Mit Jai Inn studied art at the Silpakorn University from 1983 to 1986, and at the University of Applied Arts Vienna from 1988 to 1992. He has exhibited internationally, including The King and I, TKG+, Taipei, Taiwan (2020); Sunshower: Contemporary Art From Southeast Asia 1980s to Now, Kaohsiung Museum of Fine Arts, Kaohsiung, Taiwan (2019); Light, Dark, Other, TKG+, Taipei, Taiwan (2018); 21st Biennale of Sydney, Cockatoo Island, Australia (2018); Sunshower: Contemporary Art From Southeast Asia 1980s to Now, Mori Art Museum, Tokyo, Japan (2018); Medium at Large, Singapore Art Museum, Singapore (2014); All Our Relations, 18th Biennale of Sydney, Sydney, Australia (2012); Tropical Nights —Lost in Paradise, Palais de Tokyo, Paris, France (2007); Dong-Na, Singapore Biennale, Singapore (2007); Soi Project, Yokohama Triennale, Yokohama, Japan (2005); Chiang Mai Social Installation, Chiang Mai, Thailand (1992–1996).
 American drama The King and I is an adaptation of Margaret Landon’s 1944 novel Anna and the King of Siam, which was first adapted into a musical, later as an eponymous film.
 On October 5 and 6, 1976, students who had gathered at the Thammasat University in Bangkok to protest the return of military dictator Thanom Kittikachorn from exile were brutally assaulted, sexually abused, and beaten to death. This incident put an end to the short-lived democratic period that had began after the 1973 Thai popular uprising, and led to the implementation of martial law under a military government.

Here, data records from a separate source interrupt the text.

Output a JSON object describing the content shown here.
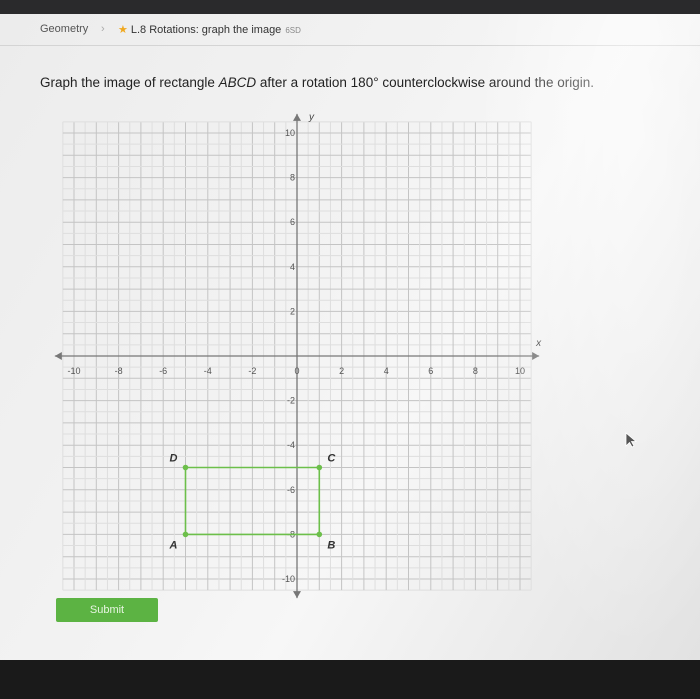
{
  "breadcrumb": {
    "subject": "Geometry",
    "separator": "›",
    "skill": "L.8 Rotations: graph the image",
    "skill_code": "6SD"
  },
  "question": {
    "prefix": "Graph the image of rectangle ",
    "shape": "ABCD",
    "suffix": " after a rotation 180° counterclockwise around the origin."
  },
  "graph": {
    "x_axis_label": "x",
    "y_axis_label": "y",
    "range": [
      -10,
      10
    ],
    "x_tick_labels": [
      "-10",
      "-8",
      "-6",
      "-4",
      "-2",
      "0",
      "2",
      "4",
      "6",
      "8",
      "10"
    ],
    "y_tick_labels": [
      "10",
      "8",
      "6",
      "4",
      "2",
      "-2",
      "-4",
      "-6",
      "-8",
      "-10"
    ],
    "rectangle_color": "#6cbf4a",
    "points": [
      {
        "label": "A",
        "x": -5,
        "y": -8
      },
      {
        "label": "B",
        "x": 1,
        "y": -8
      },
      {
        "label": "C",
        "x": 1,
        "y": -5
      },
      {
        "label": "D",
        "x": -5,
        "y": -5
      }
    ]
  },
  "submit_label": "Submit",
  "accent_color": "#5cb343"
}
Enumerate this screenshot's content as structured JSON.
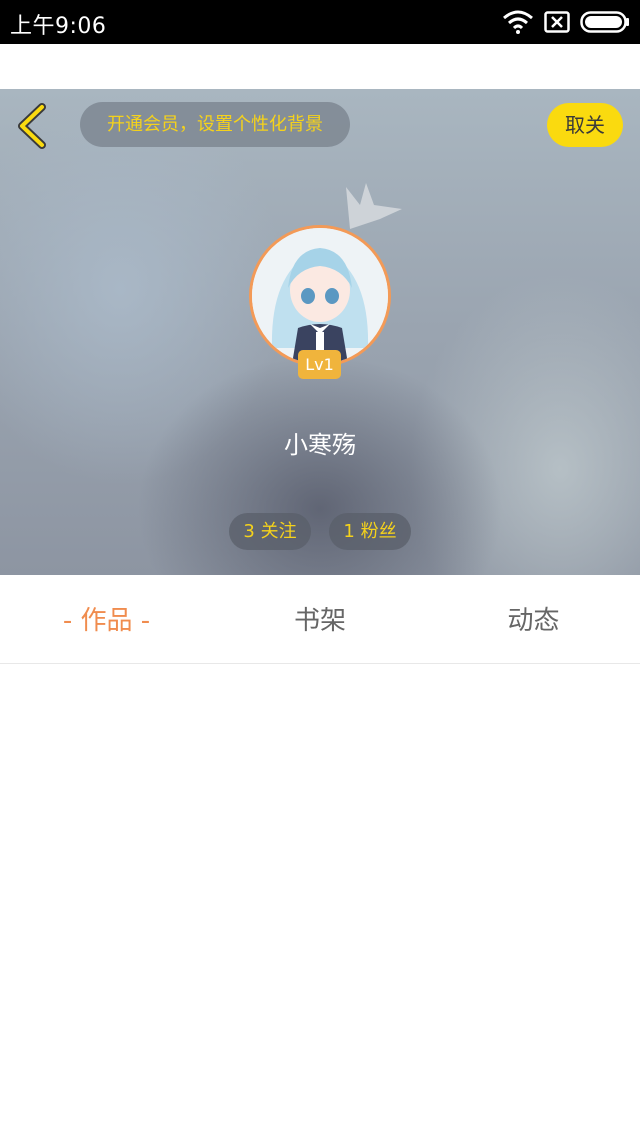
{
  "status_bar": {
    "time": "上午9:06",
    "icons": [
      "wifi-icon",
      "sim-off-icon",
      "battery-icon"
    ]
  },
  "header": {
    "back_icon": "chevron-left-icon",
    "vip_banner": "开通会员，设置个性化背景",
    "unfollow_label": "取关",
    "level": "Lv1",
    "username": "小寒殇",
    "follow_stat": "3 关注",
    "fans_stat": "1 粉丝"
  },
  "tabs": [
    {
      "label": "- 作品 -",
      "active": true
    },
    {
      "label": "书架",
      "active": false
    },
    {
      "label": "动态",
      "active": false
    }
  ],
  "colors": {
    "accent_yellow": "#fada0f",
    "active_tab": "#f08c4e",
    "avatar_ring": "#f39a57",
    "level_badge": "#f0b43c"
  }
}
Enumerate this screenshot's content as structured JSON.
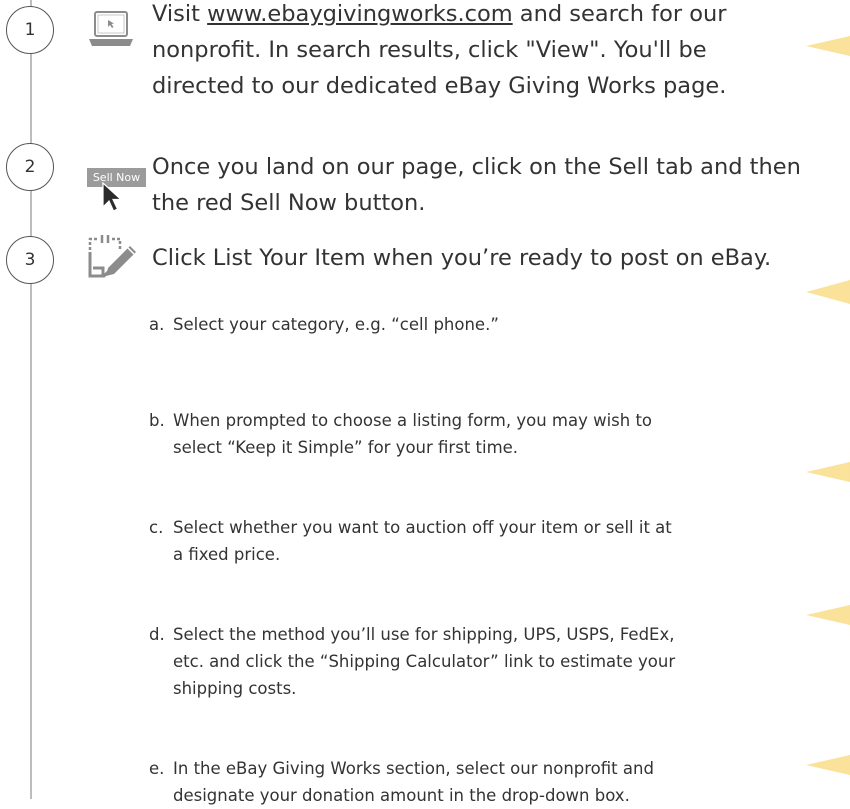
{
  "steps": [
    {
      "number": "1",
      "text_before_link": "Visit ",
      "link": "www.ebaygivingworks.com",
      "text_after_link": "  and search for our",
      "line2": "nonprofit. In search results, click \"View\". You'll be",
      "line3": "directed to our dedicated eBay Giving Works page.",
      "icon": "laptop-icon"
    },
    {
      "number": "2",
      "badge": "Sell Now",
      "line1": "Once you land on our page, click on the Sell tab and then",
      "line2": "the red Sell Now button.",
      "icon": "cursor-icon"
    },
    {
      "number": "3",
      "line1": "Click List Your Item when you’re ready to post on eBay.",
      "icon": "clipboard-pencil-icon"
    }
  ],
  "substeps": [
    {
      "letter": "a.",
      "lines": [
        "Select your category, e.g. “cell phone.”"
      ]
    },
    {
      "letter": "b.",
      "lines": [
        "When prompted to choose a listing form, you may wish to",
        "select “Keep it Simple” for your first time."
      ]
    },
    {
      "letter": "c.",
      "lines": [
        "Select whether you want to auction off your item or sell it at",
        "a fixed price."
      ]
    },
    {
      "letter": "d.",
      "lines": [
        "Select the method you’ll use for shipping, UPS, USPS, FedEx,",
        "etc. and click the “Shipping Calculator” link to estimate your",
        "shipping costs."
      ]
    },
    {
      "letter": "e.",
      "lines": [
        "In the eBay Giving Works section, select our nonprofit and",
        "designate your donation amount in the drop-down box."
      ]
    }
  ],
  "colors": {
    "accent_yellow": "#fbe29a",
    "circle_border": "#555555",
    "timeline": "#bdbdbd",
    "badge_bg": "#9b9b9b"
  }
}
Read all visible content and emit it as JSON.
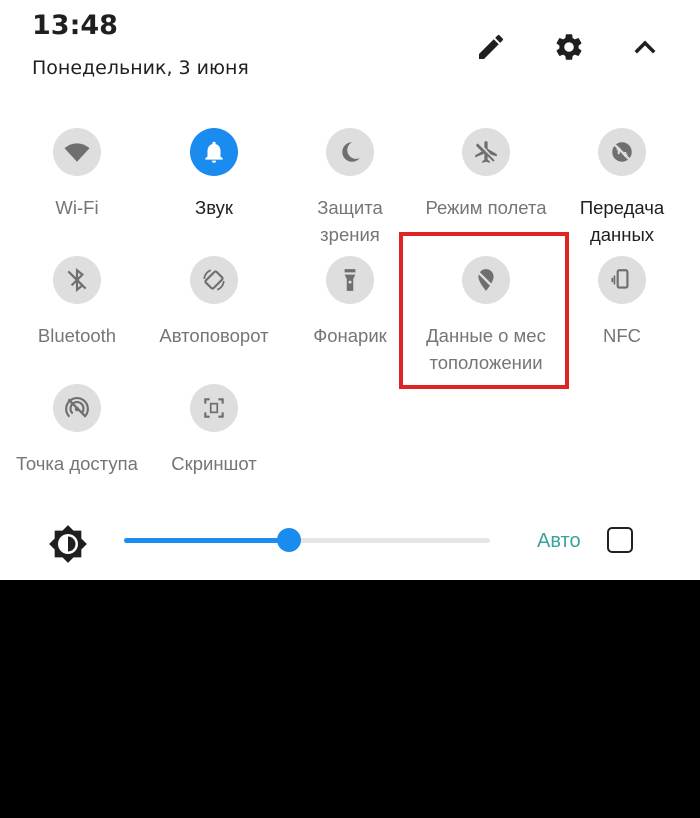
{
  "header": {
    "time": "13:48",
    "date": "Понедельник, 3 июня"
  },
  "icons": {
    "edit": "pencil-icon",
    "settings": "gear-icon",
    "collapse": "chevron-up-icon"
  },
  "tiles": [
    {
      "id": "wifi",
      "label1": "Wi-Fi",
      "label2": "",
      "active": false
    },
    {
      "id": "sound",
      "label1": "Звук",
      "label2": "",
      "active": true
    },
    {
      "id": "eye-protection",
      "label1": "Защита",
      "label2": "зрения",
      "active": false
    },
    {
      "id": "airplane",
      "label1": "Режим полета",
      "label2": "",
      "active": false
    },
    {
      "id": "mobile-data",
      "label1": "Передача",
      "label2": "данных",
      "active": false
    },
    {
      "id": "bluetooth",
      "label1": "Bluetooth",
      "label2": "",
      "active": false
    },
    {
      "id": "autorotate",
      "label1": "Автоповорот",
      "label2": "",
      "active": false
    },
    {
      "id": "flashlight",
      "label1": "Фонарик",
      "label2": "",
      "active": false
    },
    {
      "id": "location",
      "label1": "Данные о мес",
      "label2": "тоположении",
      "active": false
    },
    {
      "id": "nfc",
      "label1": "NFC",
      "label2": "",
      "active": false
    },
    {
      "id": "hotspot",
      "label1": "Точка доступа",
      "label2": "",
      "active": false
    },
    {
      "id": "screenshot",
      "label1": "Скриншот",
      "label2": "",
      "active": false
    }
  ],
  "brightness": {
    "level_percent": 45,
    "auto_label": "Авто",
    "auto_checked": false
  },
  "colors": {
    "accent": "#1a8cf0",
    "tile_inactive": "#dedede",
    "highlight": "#e02424",
    "auto_text": "#3aa39a"
  }
}
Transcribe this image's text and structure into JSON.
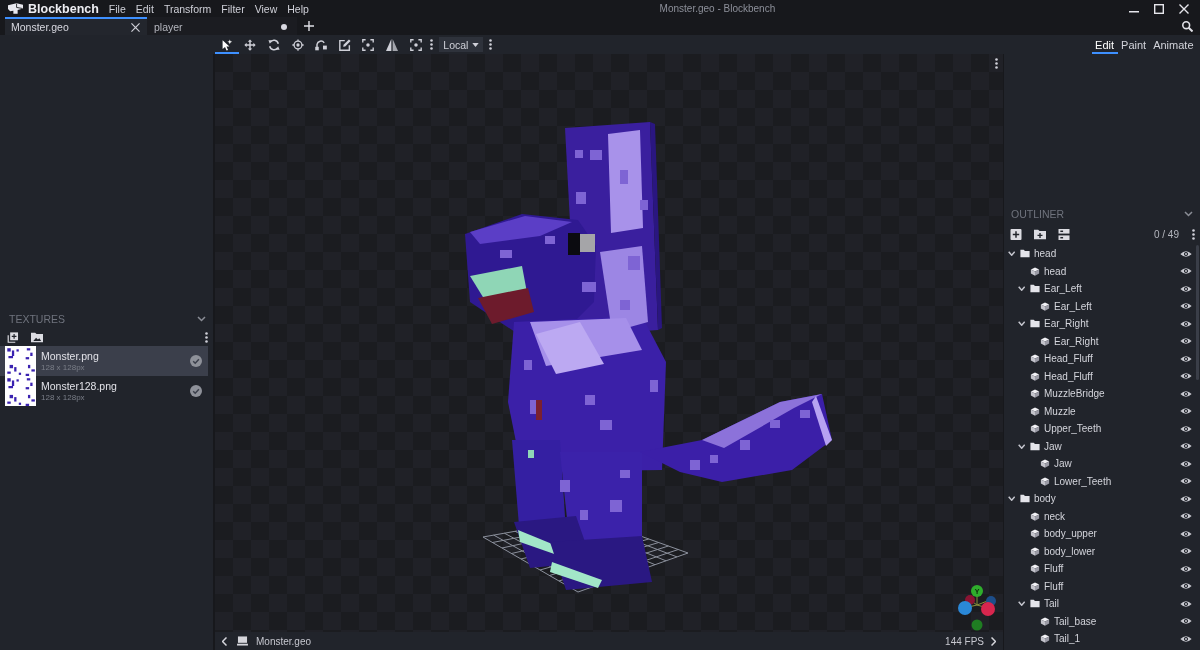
{
  "title_bar": {
    "app_name": "Blockbench",
    "menu": [
      "File",
      "Edit",
      "Transform",
      "Filter",
      "View",
      "Help"
    ],
    "title": "Monster.geo - Blockbench"
  },
  "tabs": [
    {
      "label": "Monster.geo",
      "selected": true,
      "unsaved": false
    },
    {
      "label": "player",
      "selected": false,
      "unsaved": true
    }
  ],
  "toolbar": {
    "tools": [
      {
        "selected": true
      },
      {
        "selected": false
      },
      {
        "selected": false
      },
      {
        "selected": false
      },
      {
        "selected": false
      },
      {
        "selected": false
      },
      {
        "selected": false
      },
      {
        "selected": false
      },
      {
        "selected": false
      }
    ],
    "space": "Local"
  },
  "modes": [
    {
      "label": "Edit",
      "selected": true
    },
    {
      "label": "Paint",
      "selected": false
    },
    {
      "label": "Animate",
      "selected": false
    }
  ],
  "textures": {
    "title": "TEXTURES",
    "items": [
      {
        "name": "Monster.png",
        "size": "128 x 128px",
        "selected": true
      },
      {
        "name": "Monster128.png",
        "size": "128 x 128px",
        "selected": false
      }
    ]
  },
  "viewport": {
    "gizmo_label": "Y",
    "file": "Monster.geo",
    "fps": "144 FPS"
  },
  "outliner": {
    "title": "OUTLINER",
    "count": "0 / 49",
    "items": [
      {
        "name": "head",
        "kind": "group",
        "expanded": true,
        "visible": true,
        "children": [
          {
            "name": "head",
            "kind": "cube",
            "visible": true
          },
          {
            "name": "Ear_Left",
            "kind": "group",
            "expanded": true,
            "visible": true,
            "children": [
              {
                "name": "Ear_Left",
                "kind": "cube",
                "visible": true
              }
            ]
          },
          {
            "name": "Ear_Right",
            "kind": "group",
            "expanded": true,
            "visible": true,
            "children": [
              {
                "name": "Ear_Right",
                "kind": "cube",
                "visible": true
              }
            ]
          },
          {
            "name": "Head_Fluff",
            "kind": "cube",
            "visible": true
          },
          {
            "name": "Head_Fluff",
            "kind": "cube",
            "visible": true
          },
          {
            "name": "MuzzleBridge",
            "kind": "cube",
            "visible": true
          },
          {
            "name": "Muzzle",
            "kind": "cube",
            "visible": true
          },
          {
            "name": "Upper_Teeth",
            "kind": "cube",
            "visible": true
          },
          {
            "name": "Jaw",
            "kind": "group",
            "expanded": true,
            "visible": true,
            "children": [
              {
                "name": "Jaw",
                "kind": "cube",
                "visible": true
              },
              {
                "name": "Lower_Teeth",
                "kind": "cube",
                "visible": true
              }
            ]
          }
        ]
      },
      {
        "name": "body",
        "kind": "group",
        "expanded": true,
        "visible": true,
        "children": [
          {
            "name": "neck",
            "kind": "cube",
            "visible": true
          },
          {
            "name": "body_upper",
            "kind": "cube",
            "visible": true
          },
          {
            "name": "body_lower",
            "kind": "cube",
            "visible": true
          },
          {
            "name": "Fluff",
            "kind": "cube",
            "visible": true
          },
          {
            "name": "Fluff",
            "kind": "cube",
            "visible": true
          },
          {
            "name": "Tail",
            "kind": "group",
            "expanded": true,
            "visible": true,
            "children": [
              {
                "name": "Tail_base",
                "kind": "cube",
                "visible": true
              },
              {
                "name": "Tail_1",
                "kind": "cube",
                "visible": true
              }
            ]
          }
        ]
      }
    ]
  }
}
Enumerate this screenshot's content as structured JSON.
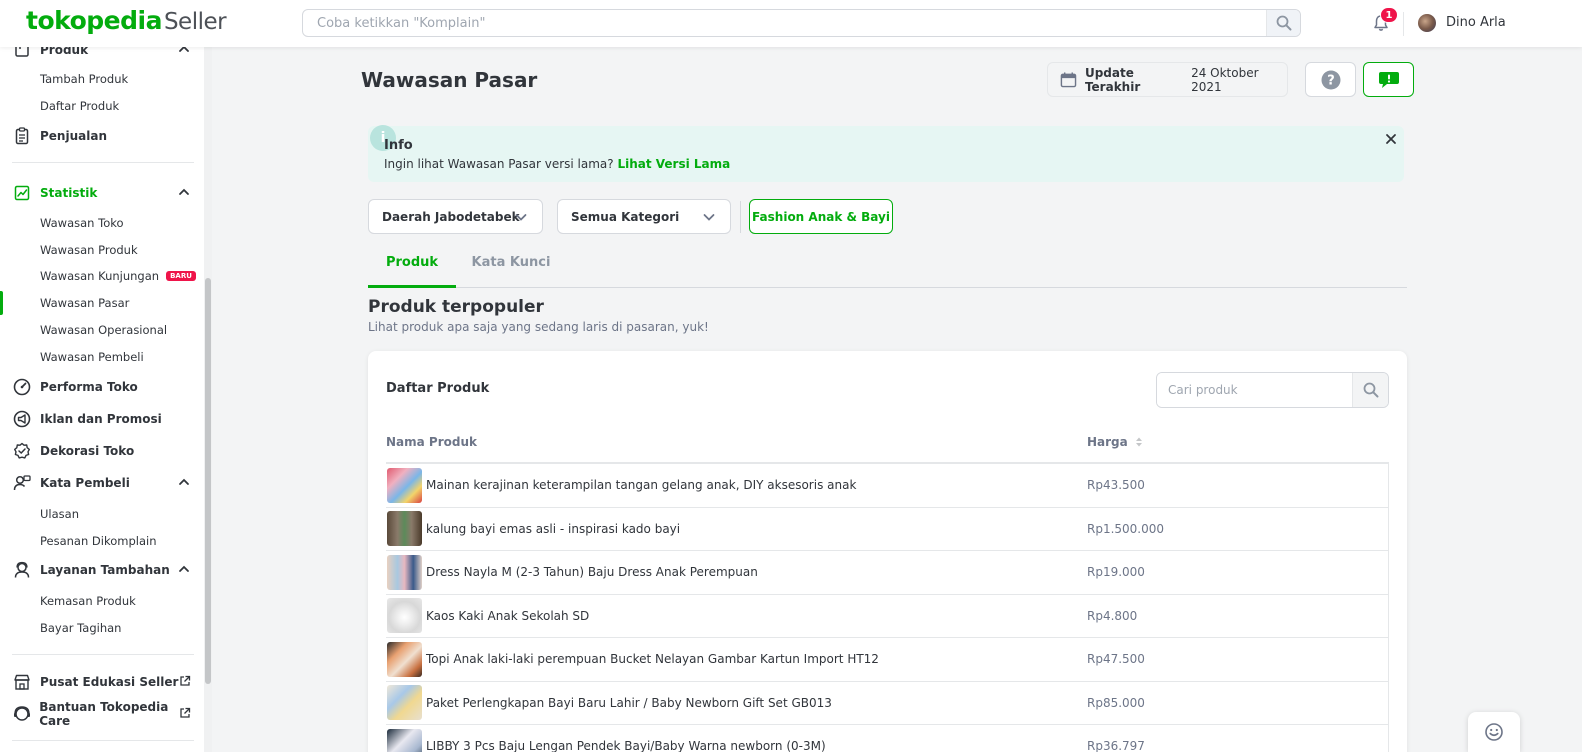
{
  "header": {
    "logo": "tokopedia",
    "logo_suffix": "Seller",
    "search_placeholder": "Coba ketikkan \"Komplain\"",
    "notification_count": "1",
    "user_name": "Dino Arla"
  },
  "sidebar": {
    "produk": {
      "label": "Produk",
      "items": [
        "Tambah Produk",
        "Daftar Produk"
      ]
    },
    "penjualan": "Penjualan",
    "statistik": {
      "label": "Statistik",
      "items": [
        "Wawasan Toko",
        "Wawasan Produk",
        "Wawasan Kunjungan",
        "Wawasan Pasar",
        "Wawasan Operasional",
        "Wawasan Pembeli"
      ],
      "new_badge": "BARU"
    },
    "performa": "Performa Toko",
    "iklan": "Iklan dan Promosi",
    "dekorasi": "Dekorasi Toko",
    "kata_pembeli": {
      "label": "Kata Pembeli",
      "items": [
        "Ulasan",
        "Pesanan Dikomplain"
      ]
    },
    "layanan": {
      "label": "Layanan Tambahan",
      "items": [
        "Kemasan Produk",
        "Bayar Tagihan"
      ]
    },
    "edukasi": "Pusat Edukasi Seller",
    "bantuan": "Bantuan Tokopedia Care"
  },
  "main": {
    "title": "Wawasan Pasar",
    "update_label": "Update Terakhir",
    "update_date": "24 Oktober 2021",
    "info": {
      "title": "Info",
      "text": "Ingin lihat Wawasan Pasar versi lama?",
      "link": "Lihat Versi Lama"
    },
    "filters": {
      "region": "Daerah Jabodetabek",
      "category": "Semua Kategori",
      "chip": "Fashion Anak & Bayi"
    },
    "tabs": [
      "Produk",
      "Kata Kunci"
    ],
    "section_title": "Produk terpopuler",
    "section_subtitle": "Lihat produk apa saja yang sedang laris di pasaran, yuk!",
    "card_title": "Daftar Produk",
    "product_search_placeholder": "Cari produk",
    "columns": [
      "Nama Produk",
      "Harga"
    ],
    "products": [
      {
        "name": "Mainan kerajinan keterampilan tangan gelang anak, DIY aksesoris anak",
        "price": "Rp43.500"
      },
      {
        "name": "kalung bayi emas asli - inspirasi kado bayi",
        "price": "Rp1.500.000"
      },
      {
        "name": "Dress Nayla M (2-3 Tahun) Baju Dress Anak Perempuan",
        "price": "Rp19.000"
      },
      {
        "name": "Kaos Kaki Anak Sekolah SD",
        "price": "Rp4.800"
      },
      {
        "name": "Topi Anak laki-laki perempuan Bucket Nelayan Gambar Kartun Import HT12",
        "price": "Rp47.500"
      },
      {
        "name": "Paket Perlengkapan Bayi Baru Lahir / Baby Newborn Gift Set GB013",
        "price": "Rp85.000"
      },
      {
        "name": "LIBBY 3 Pcs Baju Lengan Pendek Bayi/Baby Warna newborn (0-3M)",
        "price": "Rp36.797"
      }
    ]
  },
  "colors": {
    "brand": "#03ac0e",
    "badge": "#ef144a",
    "info_bg": "#e6f6f3"
  }
}
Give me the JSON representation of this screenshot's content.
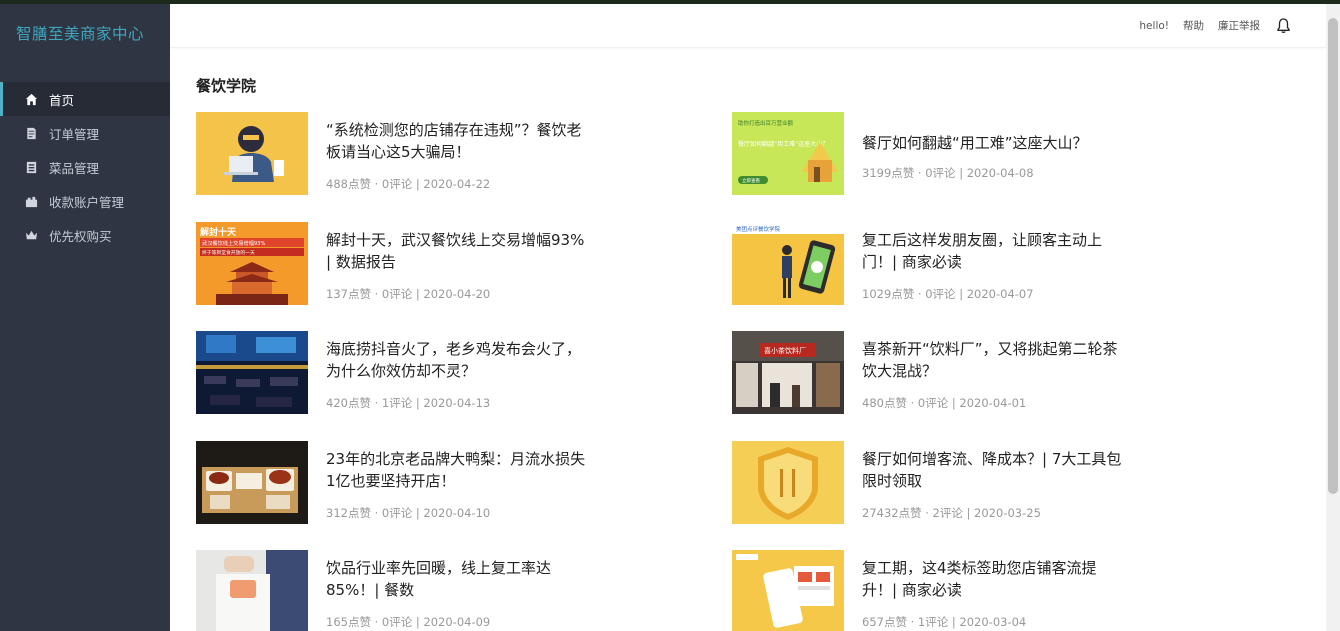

 In 1991, the Royal Thai Army staged a coup that overthrew the government of Chatchai Chunhawan; it also suppressed a peaceful protest in 1992 in Bangkok by opening fire on demonstrators. In 2005, the Thai Rak Thai Party led by Thaksin Shinawatra won the election, and the "Yellow Shirts" led by opposition party People's Alliance for Democracy took to the streets to demonstrate, triggering a military coup in 2006 that drove Thaksin into exile overseas, and the disbanding of his party. A decade-long political feud was then instigated by the "Red Shirts" led by the United Front of Democracy Against Dictatorship, which supported Thaksin, and initiated several large-scale street protests over the years. In 2014, Prayuth Chan-ocha, commander-in-chief of the Royal Thai Army, organized a coup that helped him take control of the government, and he later imposed martial law. There has been a total of 12 military coups since 1932 in Thailand.
 Thanathorn Juangroongruangkit, leader of the Future Forward Party, provided a loan of 191 million baht to the political party. The Constitutional Court of Thailand dissolved the political party, and forbade Thanathon to engage in politics for 10 years. The controversy lies in that while Thailand’s political party law stipulates that the source of income of political parties does not include loans, it does not prohibit loans, either.
 Formed in April 2020, the Milk Tea Alliance is an online democratic solidarity movement made up of netizens from Hong Kong, Taiwan, and Thailand. It originally started as a response to the increased presence of Chinese Communist ideology on social media. Later joined by netizens from other countries in Asia, it has evolved into a cross-national movement against totalitarian rule.